The hips and t-spine are hot topics in the fitness industry right now - and justifiably so; really, almost all of the issues I see in the gym, or even among friends and co-workers who don't go to the gym, come down to these two areas.
In this wonderful textbook for the fitness professional looking to serve his/her clients better, Evan Osar has covered the common disfunctions and syndromes that will plague both their sedentary and athletic clientele. Evan begins by providing a framework for understanding movement function and development, then describes the issues and how they'll manifest themselves in common movements, postures, and compensations, and finally provides principles for (and possible contraindications of) the application of corrective exercises, movements, and patterns.
The following passage discusses functional anatomy - a subject that many coaches and trainers grossly oversimplify. It is not "light" reading (though the beautiful illustrations, pictures, and summary sections help), but it's extremely interesting for gym rats like myself that have been around long enough to see the pendulums swing from "weights will make you muscle-bound", to "getting strong is all that matters", back to the more reasonable "thought-less strength training could actually exacerbate or cause an issue..."
Photo courtesy of this site
...adopted from the child development model, is the idea of using the upper extremities to drive trunk motion. During the crawling pattern, the child uses one arm to stabilize the upper extremity and spine as the opposite arm reaches forward. This patterning helps the child develop stability in the fixed arm and corresponding side of the thorax, while the free arm helps maintain thoracic mobility. There are two key points here to help in making sense of these actions.
1. The majority of scapular stabilizers - including the latissimus dorsi, rhomboids major and minor, as well as all three divisions of the trapezius - have spinal attachments. While these muscles have never been assigned a spinal function, their attachment to the spine suggests they play a role in spine function. The rhomboids, trapezius, and latissimus dorsi collectively function to rotate the spine towards the fixed upper limb. With elbow support, as in crawling or plank position, the triceps and biceps brachia can draw the scapula toward the fixed elbow...[see picture above] This function can be seen in the developing child - the prone elbow, support position stabilizes the child's upper extremity. As they reach with the contralateral arm, the scapular stabilizers of the supported arm help to rotate the spine.
2. As the child stabilizes on his left upper extremity and reaches with his right arm, the left scapular stabilizers aid rotation of the spine. The child stabilizes his trunk with his left arm, while the motion of the free arm helps mobilize the right side of their spine and thorax. This is an important consideration in exercise, as traditional resistance exercise can often create rigidity of the thorax. The main reason for this is that bilateral patterns require the arms be moved over a fixed thorax. In the developing child this patter rarely occurs and when it does, it is usually not performed with significant resistance or in a repetitive fashion.

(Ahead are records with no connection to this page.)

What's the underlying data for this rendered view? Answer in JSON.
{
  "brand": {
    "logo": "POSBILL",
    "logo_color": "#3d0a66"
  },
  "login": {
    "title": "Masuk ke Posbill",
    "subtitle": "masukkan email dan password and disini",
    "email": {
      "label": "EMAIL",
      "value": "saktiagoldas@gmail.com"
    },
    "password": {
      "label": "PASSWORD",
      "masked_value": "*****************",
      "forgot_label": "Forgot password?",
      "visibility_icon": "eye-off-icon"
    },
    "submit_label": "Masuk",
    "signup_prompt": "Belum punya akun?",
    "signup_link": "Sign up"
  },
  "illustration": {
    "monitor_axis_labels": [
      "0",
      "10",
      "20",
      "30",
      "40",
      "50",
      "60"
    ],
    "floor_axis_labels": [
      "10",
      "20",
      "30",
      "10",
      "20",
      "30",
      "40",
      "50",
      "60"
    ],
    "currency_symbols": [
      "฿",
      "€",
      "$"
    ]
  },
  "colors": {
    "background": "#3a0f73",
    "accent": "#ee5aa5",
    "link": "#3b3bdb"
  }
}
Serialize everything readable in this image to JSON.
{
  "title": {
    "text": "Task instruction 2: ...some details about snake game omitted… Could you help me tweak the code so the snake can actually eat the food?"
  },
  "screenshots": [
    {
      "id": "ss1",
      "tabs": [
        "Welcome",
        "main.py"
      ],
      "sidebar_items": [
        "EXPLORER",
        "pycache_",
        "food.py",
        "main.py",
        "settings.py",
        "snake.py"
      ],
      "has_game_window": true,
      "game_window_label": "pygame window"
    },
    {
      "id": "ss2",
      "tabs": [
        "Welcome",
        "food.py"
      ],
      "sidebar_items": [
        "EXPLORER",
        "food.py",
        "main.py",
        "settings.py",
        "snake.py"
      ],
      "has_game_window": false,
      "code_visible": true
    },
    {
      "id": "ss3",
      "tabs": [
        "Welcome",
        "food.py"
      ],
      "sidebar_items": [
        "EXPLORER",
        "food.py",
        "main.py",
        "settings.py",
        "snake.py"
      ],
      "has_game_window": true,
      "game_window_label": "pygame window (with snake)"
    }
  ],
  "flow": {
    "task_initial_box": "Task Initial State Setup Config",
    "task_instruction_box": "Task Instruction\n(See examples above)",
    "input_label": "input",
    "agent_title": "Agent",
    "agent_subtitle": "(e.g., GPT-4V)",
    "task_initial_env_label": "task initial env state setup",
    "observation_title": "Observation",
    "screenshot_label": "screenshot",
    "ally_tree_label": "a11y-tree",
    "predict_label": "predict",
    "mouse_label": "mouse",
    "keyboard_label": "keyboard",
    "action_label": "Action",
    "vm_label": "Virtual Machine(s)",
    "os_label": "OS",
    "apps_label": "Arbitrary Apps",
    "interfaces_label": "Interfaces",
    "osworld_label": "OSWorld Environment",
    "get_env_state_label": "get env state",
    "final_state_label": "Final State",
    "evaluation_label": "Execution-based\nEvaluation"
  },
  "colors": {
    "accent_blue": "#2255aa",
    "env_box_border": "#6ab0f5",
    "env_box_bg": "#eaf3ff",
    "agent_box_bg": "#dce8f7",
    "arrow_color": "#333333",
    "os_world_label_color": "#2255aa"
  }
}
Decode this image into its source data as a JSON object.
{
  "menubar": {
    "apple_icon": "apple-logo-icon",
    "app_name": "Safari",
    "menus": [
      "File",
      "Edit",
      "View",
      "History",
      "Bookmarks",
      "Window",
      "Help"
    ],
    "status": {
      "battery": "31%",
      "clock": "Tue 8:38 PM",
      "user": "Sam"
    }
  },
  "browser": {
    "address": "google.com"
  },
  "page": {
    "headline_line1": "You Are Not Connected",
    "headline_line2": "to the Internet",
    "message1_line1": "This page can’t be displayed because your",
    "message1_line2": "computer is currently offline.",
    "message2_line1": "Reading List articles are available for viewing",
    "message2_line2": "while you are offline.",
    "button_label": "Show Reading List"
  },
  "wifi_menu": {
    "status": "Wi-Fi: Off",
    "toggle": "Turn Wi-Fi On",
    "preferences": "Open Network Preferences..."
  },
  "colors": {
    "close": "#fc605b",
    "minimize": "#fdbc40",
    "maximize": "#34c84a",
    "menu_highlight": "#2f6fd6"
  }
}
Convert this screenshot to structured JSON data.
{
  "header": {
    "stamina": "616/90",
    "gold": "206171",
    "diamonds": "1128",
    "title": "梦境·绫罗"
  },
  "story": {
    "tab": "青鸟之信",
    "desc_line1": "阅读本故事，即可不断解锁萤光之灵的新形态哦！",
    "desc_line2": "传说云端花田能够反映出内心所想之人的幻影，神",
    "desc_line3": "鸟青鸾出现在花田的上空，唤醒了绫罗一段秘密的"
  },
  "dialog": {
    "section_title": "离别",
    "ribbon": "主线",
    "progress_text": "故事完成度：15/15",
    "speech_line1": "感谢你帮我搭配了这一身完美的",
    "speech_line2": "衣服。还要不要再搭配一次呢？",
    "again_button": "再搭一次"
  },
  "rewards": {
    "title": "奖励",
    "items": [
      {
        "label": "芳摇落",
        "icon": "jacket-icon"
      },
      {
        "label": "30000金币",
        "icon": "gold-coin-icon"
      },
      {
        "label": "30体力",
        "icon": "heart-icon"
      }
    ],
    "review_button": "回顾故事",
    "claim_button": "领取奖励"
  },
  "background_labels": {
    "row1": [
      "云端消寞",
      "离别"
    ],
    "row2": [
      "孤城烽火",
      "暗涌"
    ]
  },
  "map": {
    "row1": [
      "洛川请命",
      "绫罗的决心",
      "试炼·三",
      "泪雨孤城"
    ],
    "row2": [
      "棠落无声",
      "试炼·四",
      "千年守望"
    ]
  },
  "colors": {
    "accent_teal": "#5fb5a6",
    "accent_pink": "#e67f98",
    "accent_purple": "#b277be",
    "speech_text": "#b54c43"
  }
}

Bilateral patterns such as chest presses, upright rows, and curls require the thorax to be used as the stable point, as the loaded extremities are moved around the thorax. Additionally, patterns such as barbell squats, deadliest, and farmer's walks can also drive thoracic stiffness because the thorax is used as a stable point for lifting. While the thorax should be fixed during these types of patterns, perpetual use of these patterns can drive rigidity and stiffness of the thorax. Although this type of rigidity may be useful for muscle hypertrophy and certain athletic activities, hypertrophy of the muscles of the thorax can lead to stiffness of these muscles, and the resultant hypo mobility is often responsible for the onset of several of the more common dysfunctions of the movement system. Two examples are:i. Rigidity of the thorax results in decreased motion and compensatory hyper mobility of the cervical and lumbar regions of the spine. This is a common cause of spinal instability in these regions and resultant pathologies of the disc and tissue structures of the spine.ii. Rigidity of the thorax decreases the client's ability to achieve three-dimensional expansion of the thorax during respiration. This leads to increased activity of the accessory muscles of respiration - mainly the scaliness, sternocleidomastoid, and pectorals minor - to assist elevation of the thorax during breathing. This causes global reactions in the body, including driving the forward head and shoulder positions, contributing to headaches and anxiety, poor overall levels of oxygenation, and rises in blood pressure.
If bilateral patterns will be performed or have to be performed as part of an athletic training program, they should be followed with patterns that help mobilize the thorax. Unilateral and alternating patterns can help restore thoracic mobility by using the free arm to drive rotation of the thorax while the free arm stabilizes the shoulder complex and ipsilateral of the thorax.
Is Corrective Exercise Solutions to Common Hip and Shoulder Dysfunction a "must-read"? If you are trainer or coach with athletes and clients who have shoulder and hip issues, then the answer is YES!
Is it a "must-have"? If you are a head-trainer or strength coach, then the answer is YES.